Ethel's mother was fortunate to find employment as the postmistress in Koroit in the Western districts of Victoria. Ettie, as she preferred to be called, withdrew into herself to deal with the social stigma of her father's illness, making up and writing stories. In 1883, Ethel was sent to the Presbyterian Ladies College in Melbourne where she excelled in all fields. Years later she would write about her adolescent experiences in The Getting of Wisdom (1910).

She taught music until her mother took her daughters to Europe, where Ethel graduated with honours and met John Robertson and married. She moved around Europe until John was made professor in 1902. His career as a famous scholar took off. Ethel wrote articles for English magazines and was encouraged by her husband.

She became disciplined about her writing and in 1908 her first novel Maurice Guest was published under the pen name Henry Handel Richardson. She wrote under this pseudonym because she wanted to be taken seriously and also because her dark subject matter was not the stuff of ladies. It was a very modern novel which dealt with homosexuality, but was not well received. Derided as immoral, many bookshops refused to stock it. Ettie was deeply hurt by the criticism.

'Henry' was homesick for Australia. They returned in 1912 so she could research a fictionalised account of her father's life during the gold rush. It turned into a trilogy of books called Australia Felix. The first novel, The Fortunes of Richard Mahony (1917), provided a fascinating glimpse into life on the diggings. As the period covered was a turning point in Australia's history the books are as much about Australia as they are about her father. The other two novels were The Way Home (1925) and Ultima Thule (1929).

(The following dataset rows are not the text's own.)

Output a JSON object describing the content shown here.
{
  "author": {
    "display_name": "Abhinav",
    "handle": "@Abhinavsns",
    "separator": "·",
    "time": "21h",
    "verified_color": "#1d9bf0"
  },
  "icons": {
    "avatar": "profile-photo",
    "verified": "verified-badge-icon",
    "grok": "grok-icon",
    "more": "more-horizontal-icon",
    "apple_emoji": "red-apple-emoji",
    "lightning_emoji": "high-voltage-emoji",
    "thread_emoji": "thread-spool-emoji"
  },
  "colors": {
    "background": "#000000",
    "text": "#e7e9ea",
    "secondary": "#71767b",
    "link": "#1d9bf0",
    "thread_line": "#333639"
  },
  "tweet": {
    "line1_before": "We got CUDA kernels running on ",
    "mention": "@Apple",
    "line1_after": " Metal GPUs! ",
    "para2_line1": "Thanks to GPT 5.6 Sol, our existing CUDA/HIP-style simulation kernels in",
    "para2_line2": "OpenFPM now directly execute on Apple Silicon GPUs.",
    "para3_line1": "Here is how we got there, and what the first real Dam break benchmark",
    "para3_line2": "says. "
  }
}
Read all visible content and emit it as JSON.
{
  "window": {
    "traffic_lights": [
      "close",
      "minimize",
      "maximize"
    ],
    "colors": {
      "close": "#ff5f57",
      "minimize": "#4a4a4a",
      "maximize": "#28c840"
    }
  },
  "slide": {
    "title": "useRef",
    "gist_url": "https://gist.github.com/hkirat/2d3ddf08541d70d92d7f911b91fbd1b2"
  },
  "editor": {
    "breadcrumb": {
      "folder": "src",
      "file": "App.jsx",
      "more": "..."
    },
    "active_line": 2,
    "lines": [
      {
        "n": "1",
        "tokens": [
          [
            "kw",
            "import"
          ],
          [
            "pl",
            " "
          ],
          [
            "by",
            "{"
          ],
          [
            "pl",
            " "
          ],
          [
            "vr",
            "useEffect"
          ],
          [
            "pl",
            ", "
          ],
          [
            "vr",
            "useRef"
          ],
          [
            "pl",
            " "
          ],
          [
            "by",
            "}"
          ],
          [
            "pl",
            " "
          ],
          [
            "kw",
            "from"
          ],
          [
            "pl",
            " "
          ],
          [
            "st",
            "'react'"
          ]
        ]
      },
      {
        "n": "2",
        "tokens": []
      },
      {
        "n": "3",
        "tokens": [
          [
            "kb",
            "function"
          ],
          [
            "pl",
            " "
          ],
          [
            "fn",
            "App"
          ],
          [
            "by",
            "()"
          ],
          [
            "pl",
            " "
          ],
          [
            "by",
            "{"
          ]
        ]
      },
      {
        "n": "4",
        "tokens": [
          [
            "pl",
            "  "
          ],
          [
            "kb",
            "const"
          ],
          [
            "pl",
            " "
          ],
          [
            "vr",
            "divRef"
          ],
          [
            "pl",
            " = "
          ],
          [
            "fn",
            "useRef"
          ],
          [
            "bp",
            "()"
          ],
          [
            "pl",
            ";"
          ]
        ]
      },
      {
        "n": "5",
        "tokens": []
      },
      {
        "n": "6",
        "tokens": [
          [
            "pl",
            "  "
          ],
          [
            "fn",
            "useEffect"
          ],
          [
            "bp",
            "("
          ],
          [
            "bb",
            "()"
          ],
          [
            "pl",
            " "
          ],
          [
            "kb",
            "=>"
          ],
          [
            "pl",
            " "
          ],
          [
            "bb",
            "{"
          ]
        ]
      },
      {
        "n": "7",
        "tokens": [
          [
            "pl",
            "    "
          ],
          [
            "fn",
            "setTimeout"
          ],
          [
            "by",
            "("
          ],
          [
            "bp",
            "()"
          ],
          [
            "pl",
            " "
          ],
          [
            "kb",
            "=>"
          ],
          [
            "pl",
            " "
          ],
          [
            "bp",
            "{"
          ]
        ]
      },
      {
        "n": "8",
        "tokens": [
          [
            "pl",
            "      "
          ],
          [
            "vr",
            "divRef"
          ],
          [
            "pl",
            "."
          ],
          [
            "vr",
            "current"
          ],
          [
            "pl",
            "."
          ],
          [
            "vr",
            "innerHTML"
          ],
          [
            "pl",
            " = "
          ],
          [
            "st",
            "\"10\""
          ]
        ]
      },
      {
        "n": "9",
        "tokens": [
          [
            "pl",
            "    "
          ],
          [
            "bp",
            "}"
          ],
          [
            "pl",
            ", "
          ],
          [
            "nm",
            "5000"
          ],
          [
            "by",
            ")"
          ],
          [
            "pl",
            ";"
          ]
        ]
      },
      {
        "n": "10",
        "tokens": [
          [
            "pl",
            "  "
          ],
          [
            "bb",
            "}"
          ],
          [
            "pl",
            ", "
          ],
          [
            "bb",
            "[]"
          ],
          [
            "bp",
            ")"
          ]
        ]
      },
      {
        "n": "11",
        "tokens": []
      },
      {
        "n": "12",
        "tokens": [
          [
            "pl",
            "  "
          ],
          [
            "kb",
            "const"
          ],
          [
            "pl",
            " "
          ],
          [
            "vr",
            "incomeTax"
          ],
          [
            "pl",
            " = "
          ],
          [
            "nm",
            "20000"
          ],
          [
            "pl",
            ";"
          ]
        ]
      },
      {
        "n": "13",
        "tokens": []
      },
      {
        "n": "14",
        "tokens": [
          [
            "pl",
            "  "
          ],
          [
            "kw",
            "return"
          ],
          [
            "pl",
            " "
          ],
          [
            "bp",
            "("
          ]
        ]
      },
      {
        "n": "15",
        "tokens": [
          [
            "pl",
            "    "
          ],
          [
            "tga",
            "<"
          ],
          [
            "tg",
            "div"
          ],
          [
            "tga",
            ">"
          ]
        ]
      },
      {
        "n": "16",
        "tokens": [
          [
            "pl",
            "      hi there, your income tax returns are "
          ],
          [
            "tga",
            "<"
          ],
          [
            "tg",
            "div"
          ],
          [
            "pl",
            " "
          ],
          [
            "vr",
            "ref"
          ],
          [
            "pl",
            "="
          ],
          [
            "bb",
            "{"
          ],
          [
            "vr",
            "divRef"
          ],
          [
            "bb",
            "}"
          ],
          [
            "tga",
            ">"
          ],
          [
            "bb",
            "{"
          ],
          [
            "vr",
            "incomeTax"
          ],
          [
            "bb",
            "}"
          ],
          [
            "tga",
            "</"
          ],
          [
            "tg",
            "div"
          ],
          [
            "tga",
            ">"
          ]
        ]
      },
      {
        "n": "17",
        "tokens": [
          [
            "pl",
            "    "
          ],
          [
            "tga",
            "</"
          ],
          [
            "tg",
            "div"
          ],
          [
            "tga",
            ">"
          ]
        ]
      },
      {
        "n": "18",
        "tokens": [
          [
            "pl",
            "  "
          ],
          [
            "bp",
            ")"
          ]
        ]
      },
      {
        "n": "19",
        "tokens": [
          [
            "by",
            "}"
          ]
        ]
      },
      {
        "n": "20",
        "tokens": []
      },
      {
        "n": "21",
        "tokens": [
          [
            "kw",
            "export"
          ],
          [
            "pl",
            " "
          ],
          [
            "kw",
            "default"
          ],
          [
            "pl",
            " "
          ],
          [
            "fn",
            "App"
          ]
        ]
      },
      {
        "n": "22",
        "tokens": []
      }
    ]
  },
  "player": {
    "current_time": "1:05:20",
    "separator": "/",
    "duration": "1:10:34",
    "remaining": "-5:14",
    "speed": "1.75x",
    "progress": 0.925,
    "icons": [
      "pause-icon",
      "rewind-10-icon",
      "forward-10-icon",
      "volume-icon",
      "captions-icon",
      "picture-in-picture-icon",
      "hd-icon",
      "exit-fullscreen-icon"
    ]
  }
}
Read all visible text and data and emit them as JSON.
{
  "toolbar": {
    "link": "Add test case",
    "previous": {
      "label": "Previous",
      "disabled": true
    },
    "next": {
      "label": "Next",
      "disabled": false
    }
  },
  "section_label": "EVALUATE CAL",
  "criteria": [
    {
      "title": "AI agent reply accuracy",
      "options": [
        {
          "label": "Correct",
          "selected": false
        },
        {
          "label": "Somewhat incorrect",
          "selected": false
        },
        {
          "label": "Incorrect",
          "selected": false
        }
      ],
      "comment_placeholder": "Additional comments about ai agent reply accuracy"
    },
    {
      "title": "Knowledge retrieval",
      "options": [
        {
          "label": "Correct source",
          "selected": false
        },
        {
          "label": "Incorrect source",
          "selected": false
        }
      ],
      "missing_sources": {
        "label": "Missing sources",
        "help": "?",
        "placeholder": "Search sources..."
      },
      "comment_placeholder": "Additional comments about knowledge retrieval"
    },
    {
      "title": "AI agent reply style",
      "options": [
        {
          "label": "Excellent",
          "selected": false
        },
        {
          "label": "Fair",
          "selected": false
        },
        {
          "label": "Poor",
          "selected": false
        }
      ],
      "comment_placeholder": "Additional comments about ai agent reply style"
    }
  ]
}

The first two were unsuccessful so Professor Robertson had to intervene to ensure that the third was published. One influential critic gave it a rave review, and Henry Handel Richardson finally achieved success. Along with this fame came a desire for the novelist to reveal his face, and it was soon discovered that 'he' was a 'she'.

Nonetheless Ettie preferred not to be in the limelight. She received the Australian Literature Society's gold medal for Ultima Thule in 1929. During the war she wrote her memoirs Myself When Young before she died of cancer on 20 March 1946. Although she spent much of her life away from Australia it definitely did have a formative influence on her and her major works were set there. The high point of her career was her nomination for the Nobel Prize for Literature, ensuring her place as one of Australia's great female novelists.